With all of the options provided by streamlined manufacturing processes, online marketing, and overseas competition, figuring out the best guitar for a beginner tends to be a daunting process. Like so many things, the important thing is just sticking with the decision to do it! This article will address the most important elements to consider to avoid making the right choice: guitar type, price, and size. Also discussed are details to look for when you finally do find that first guitar. 


TYPE-The first point-possibly the most important- is the type of guitar. In order to properly select which type fits you, consider where you want to go with your musical pursuits. Though there are many variations of each, here are the most popular (and thus, most readily available to consumers.)

-Acoustic guitar (aka, box guitar, steel string). There are several body styles available; but far and away the most popular is called the "dreadnaught" body. This is known for its big, full sound. The biggest factor in sound is the wood or woods from which the guitar is made. Frequently, a pickup will be installed on this type, allowing it to be plugged into an amp or sound system, in which case, it is usually referred to as an acoustic/electric guitar. As with all the guitars mentioned in this article, you don't have to look far to find this type incorporated into music.  

-Electric guitar (aka, solid body guitar). There are many, many body styles of this popular guitar. In the interest of keeping this article fairly simple, just understand that the greatest determining factor of sound are the pickups (or electronics). Bear in mind also, in order to play an electric guitar with any practical volume, you will also need an amplifier, and a 1/4 inch instrument cable to connect the guitar to the amp. 

-Classical guitar (aka, Spanish guitar, nylon string guitar). Very similar to the acoustic guitar, this type is outfitted with nylon strings instead of phosphor bronze, giving it a very smooth, mellow sound. The classical guitar's sound is also determined by the wood used in building it, but has a slighty smaller body than the dreadnought, which results in a sonically different voicing.

-Bass guitar (pronounced: "base" guitar). This special type of guitar usually plays a supporting, but integral role in a band setting. It usually will have either 4 or 5 strings (although 6 string is not uncommon). In many cases, this instrument "bridges the gap" between the rhythm (drums) and the melodic instruments (guitars, keyboards, etc). Since it is built to access very low notes that fall below the range of the guitar, it is physically longer, and is outfitted with much thicker strings. 

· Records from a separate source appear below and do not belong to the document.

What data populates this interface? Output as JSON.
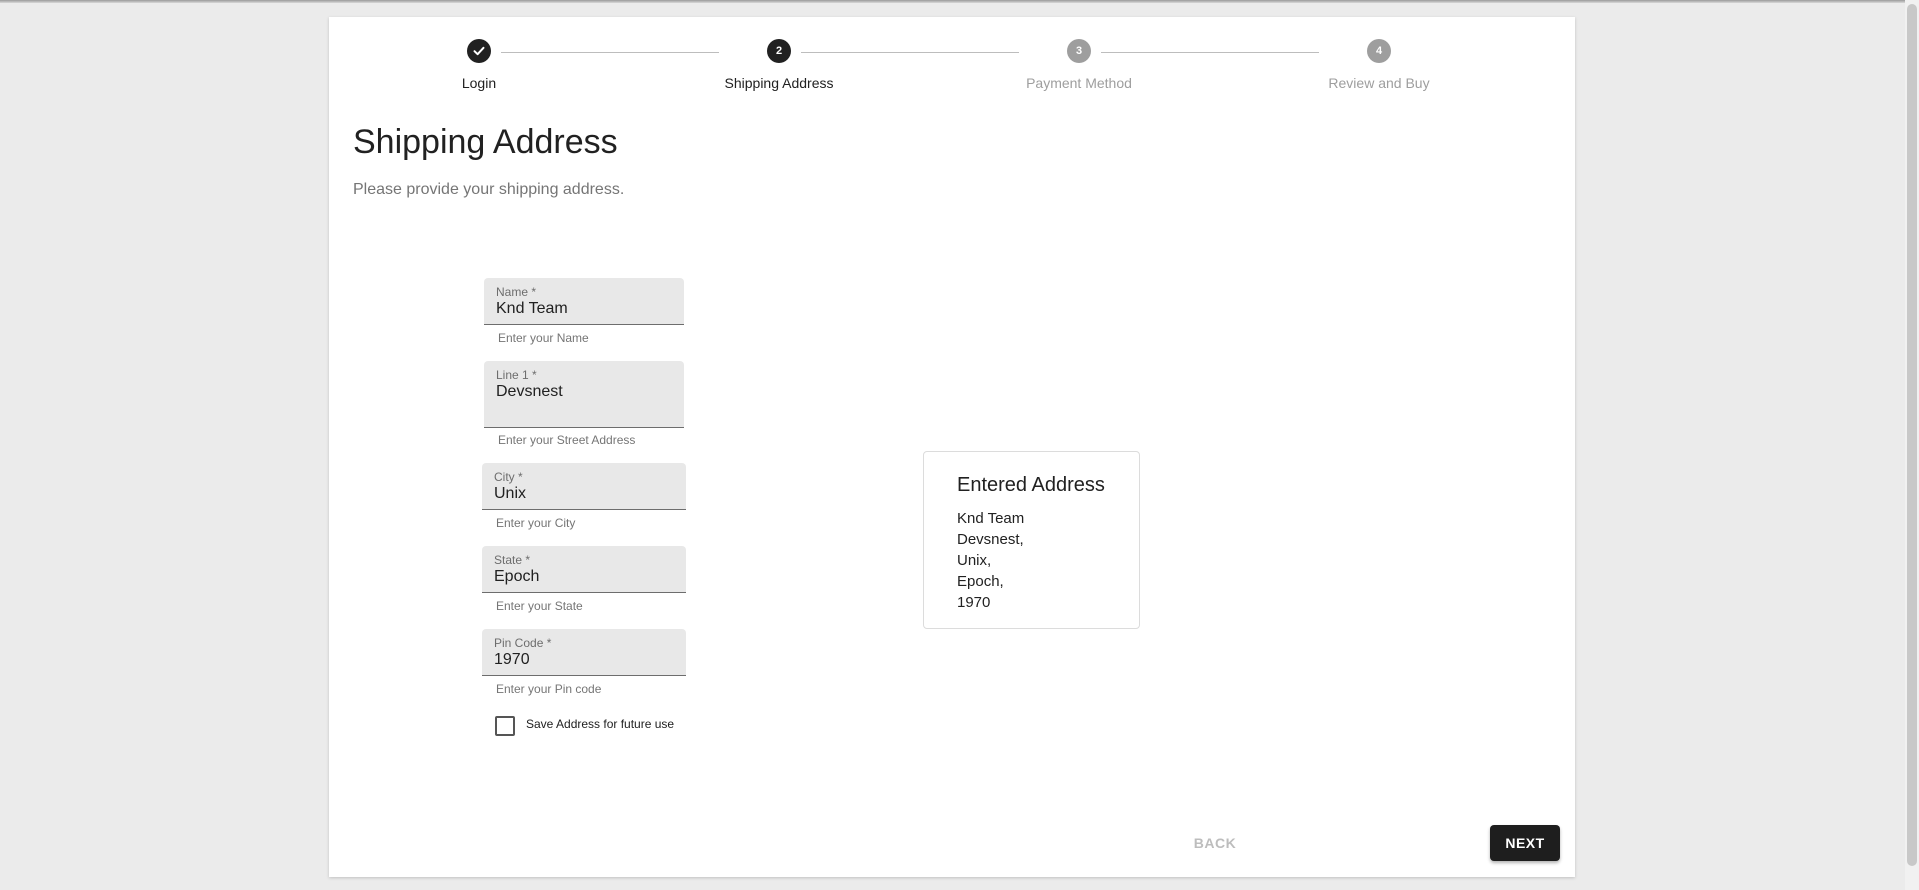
{
  "stepper": {
    "steps": [
      {
        "number": "",
        "label": "Login",
        "state": "completed"
      },
      {
        "number": "2",
        "label": "Shipping Address",
        "state": "active"
      },
      {
        "number": "3",
        "label": "Payment Method",
        "state": "pending"
      },
      {
        "number": "4",
        "label": "Review and Buy",
        "state": "pending"
      }
    ]
  },
  "page": {
    "title": "Shipping Address",
    "subtitle": "Please provide your shipping address."
  },
  "form": {
    "name": {
      "label": "Name *",
      "value": "Knd Team",
      "helper": "Enter your Name"
    },
    "line1": {
      "label": "Line 1 *",
      "value": "Devsnest",
      "helper": "Enter your Street Address"
    },
    "city": {
      "label": "City *",
      "value": "Unix",
      "helper": "Enter your City"
    },
    "state": {
      "label": "State *",
      "value": "Epoch",
      "helper": "Enter your State"
    },
    "pincode": {
      "label": "Pin Code *",
      "value": "1970",
      "helper": "Enter your Pin code"
    },
    "save_address": {
      "label": "Save Address for future use",
      "checked": false
    }
  },
  "entered_address": {
    "title": "Entered Address",
    "lines": [
      "Knd Team",
      "Devsnest,",
      "Unix,",
      "Epoch,",
      "1970"
    ]
  },
  "actions": {
    "back_label": "BACK",
    "next_label": "NEXT"
  },
  "colors": {
    "accent": "#1e1e1e",
    "pending": "#9e9e9e",
    "field_bg": "#e8e8e8"
  }
}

Again, consider what your musical ambitions are. For example, if you're interested in playing country (or blues, or folk, etc) songs out on your front porch in the evenings, your best bet is an acoustic guitar. On the other hand, if you're interested in starting a punk rock band, you may find a use for an acoustic guitar at some point, but primarily, you'd  be better off with an electric guitar. Although it's not fair to limit each type to one musical genre or another, keep in mind that some guitar types are more easily applied to others.


PRICE- Second, consider how much your initial investment can be. One of the great things about the 21st century is the availability of quality musical instruments for a fraction of their cost 30, 20, and even 10 years ago. You will likely come across guitars selling for several thousands of dollars, but rest assured, those are not generally considered "entry level".  Notable mentions in the

Acoustic guitars: Walden (emphasis added) Natura series, Fender CD-60

Electric guitars: Squier, Epiphone, and ESP/ltd currently offer "starter packs" which include all the necessary peripherals for getting started. This applies also to bass guitars. 

Classical guitars: La Patrie "Etude", Walden Natura series, Fender


AGE- If you're considering purchasing for a child, every type of guitar mentioned is available in 3/4 size, and many in 1/2 size. Although these guitars can frequently be purchased for as low as $100 new (ie, Squier "Mini" Stratocaster), they are intended to be outgrown. Generally, players should be grown into a full sized guitar by age 13. As with all generalizations, there are exceptions; and as with many things in the musical instrument industry, much of it hinges on the player's preference. Many petite adult women, for example find that a "parlor sized" acoustic guitar is  ideal, given its smaller size and shallower body.


Once these concerns are addressed, there are some things to look for when you have selected a guitar. These are common flaws which you may ask your salesperson about, if you're buying from a retail store, and you should ABSOLUTELY ask about if you are buying a used guitar from a pawn shop or consignment shop. If ordering online, you may take the guitar to a local guitar shop for examination once you receive your instrument.

-Warped neck (all guitars)

-Cracked, checked, scratched finish (many scratches can be buffed out, don't be alarmed if there are a few!) 

-Sharp frets

-Splits in the body or neck

-Faulty electronics (Even in new electric guitars, this sometimes happens. Very often, the components can simply be cleaned.)

Keep these things in mind as you rule out what the best guitar option is.  Many opinions exist that this or that guitar is better than this or that other guitar, and although sometimes that may be true, it's important to remember that a tremendous part, especially as a beginner, is actually playing the instrument!